Goal of the exercise - For this exercise, write out the whole listing below exactly, omitting its images.
· · · · · · ·
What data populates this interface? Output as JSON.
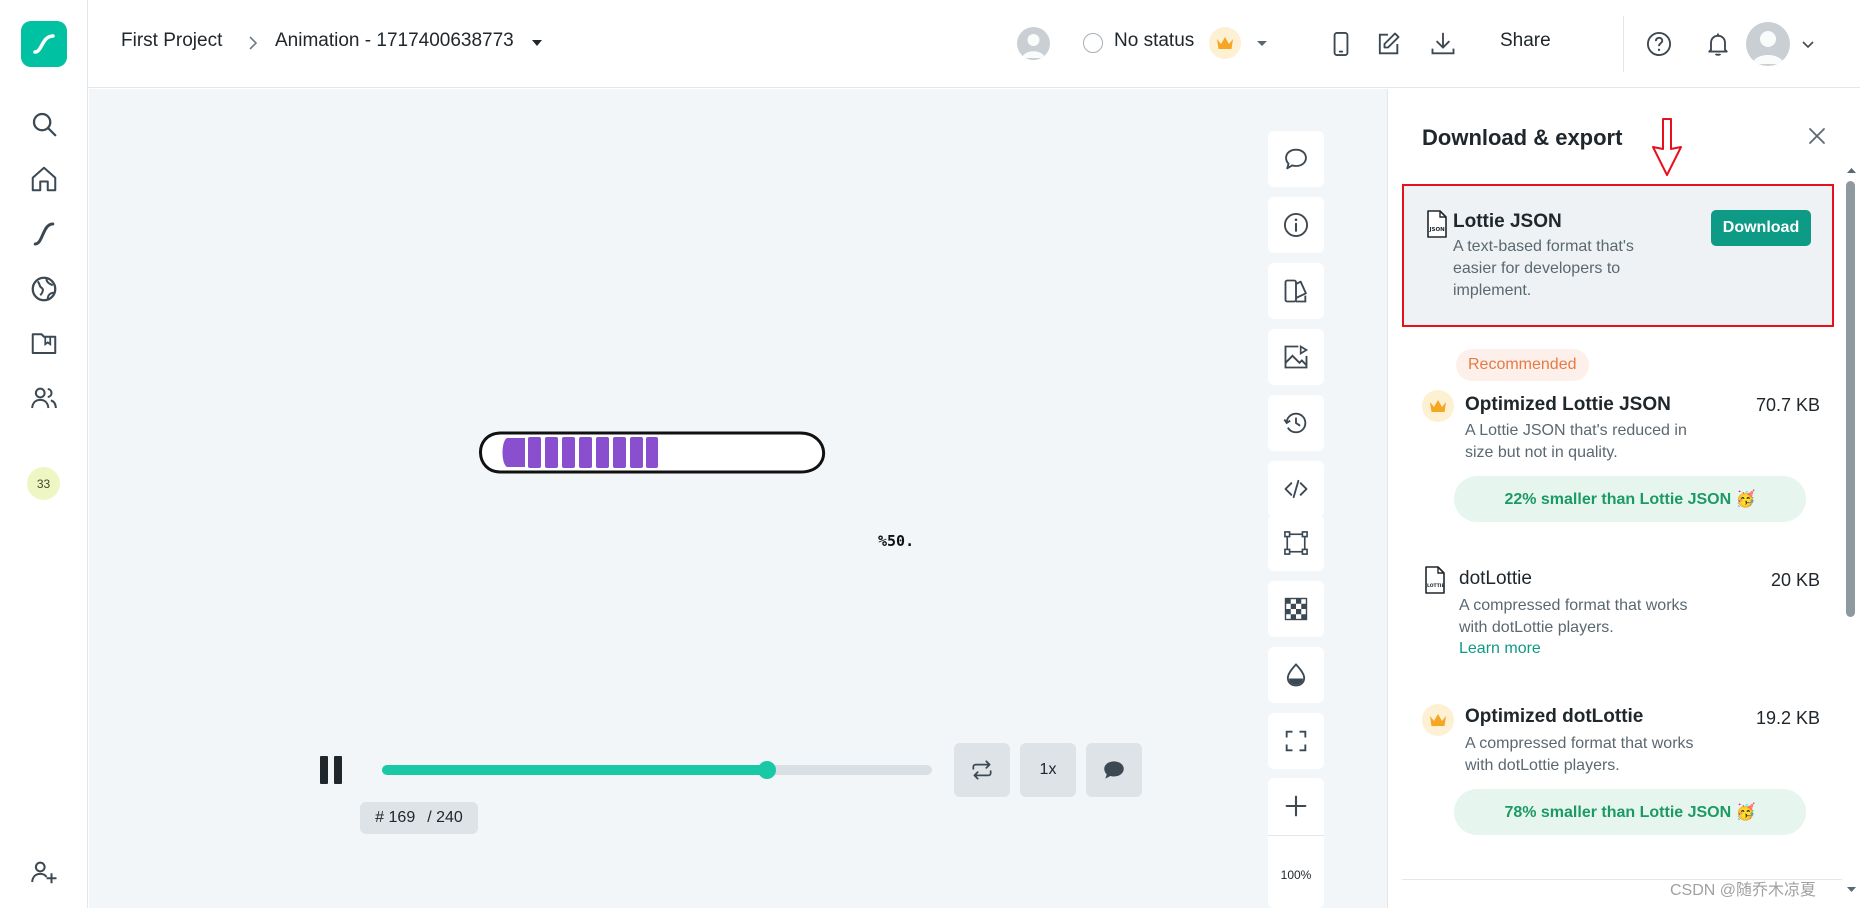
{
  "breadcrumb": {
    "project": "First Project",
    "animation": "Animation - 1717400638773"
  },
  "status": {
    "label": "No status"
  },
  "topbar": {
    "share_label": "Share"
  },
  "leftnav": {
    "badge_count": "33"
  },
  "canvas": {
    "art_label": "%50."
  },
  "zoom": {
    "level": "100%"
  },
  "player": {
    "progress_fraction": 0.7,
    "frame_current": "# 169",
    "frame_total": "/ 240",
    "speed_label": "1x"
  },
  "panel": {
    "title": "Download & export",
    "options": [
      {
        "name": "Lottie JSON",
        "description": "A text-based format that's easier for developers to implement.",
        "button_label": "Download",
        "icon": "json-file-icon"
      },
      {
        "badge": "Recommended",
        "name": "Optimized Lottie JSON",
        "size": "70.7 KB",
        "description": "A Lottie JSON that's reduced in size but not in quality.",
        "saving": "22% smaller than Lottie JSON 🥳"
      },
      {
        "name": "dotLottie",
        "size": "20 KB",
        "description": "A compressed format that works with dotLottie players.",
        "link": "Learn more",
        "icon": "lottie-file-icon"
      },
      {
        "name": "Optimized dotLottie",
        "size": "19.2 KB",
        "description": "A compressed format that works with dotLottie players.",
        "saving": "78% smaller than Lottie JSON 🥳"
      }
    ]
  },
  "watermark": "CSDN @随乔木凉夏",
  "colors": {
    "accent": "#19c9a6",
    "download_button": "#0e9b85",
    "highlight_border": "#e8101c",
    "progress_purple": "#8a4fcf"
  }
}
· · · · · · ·
Solved problem -
What data populates this interface? Output as JSON.
{
  "breadcrumb": {
    "project": "First Project",
    "animation": "Animation - 1717400638773"
  },
  "status": {
    "label": "No status"
  },
  "topbar": {
    "share_label": "Share"
  },
  "leftnav": {
    "badge_count": "33"
  },
  "canvas": {
    "art_label": "%50."
  },
  "zoom": {
    "level": "100%"
  },
  "player": {
    "progress_fraction": 0.7,
    "frame_current": "# 169",
    "frame_total": "/ 240",
    "speed_label": "1x"
  },
  "panel": {
    "title": "Download & export",
    "options": [
      {
        "name": "Lottie JSON",
        "description": "A text-based format that's easier for developers to implement.",
        "button_label": "Download",
        "icon": "json-file-icon"
      },
      {
        "badge": "Recommended",
        "name": "Optimized Lottie JSON",
        "size": "70.7 KB",
        "description": "A Lottie JSON that's reduced in size but not in quality.",
        "saving": "22% smaller than Lottie JSON 🥳"
      },
      {
        "name": "dotLottie",
        "size": "20 KB",
        "description": "A compressed format that works with dotLottie players.",
        "link": "Learn more",
        "icon": "lottie-file-icon"
      },
      {
        "name": "Optimized dotLottie",
        "size": "19.2 KB",
        "description": "A compressed format that works with dotLottie players.",
        "saving": "78% smaller than Lottie JSON 🥳"
      }
    ]
  },
  "watermark": "CSDN @随乔木凉夏",
  "colors": {
    "accent": "#19c9a6",
    "download_button": "#0e9b85",
    "highlight_border": "#e8101c",
    "progress_purple": "#8a4fcf"
  }
}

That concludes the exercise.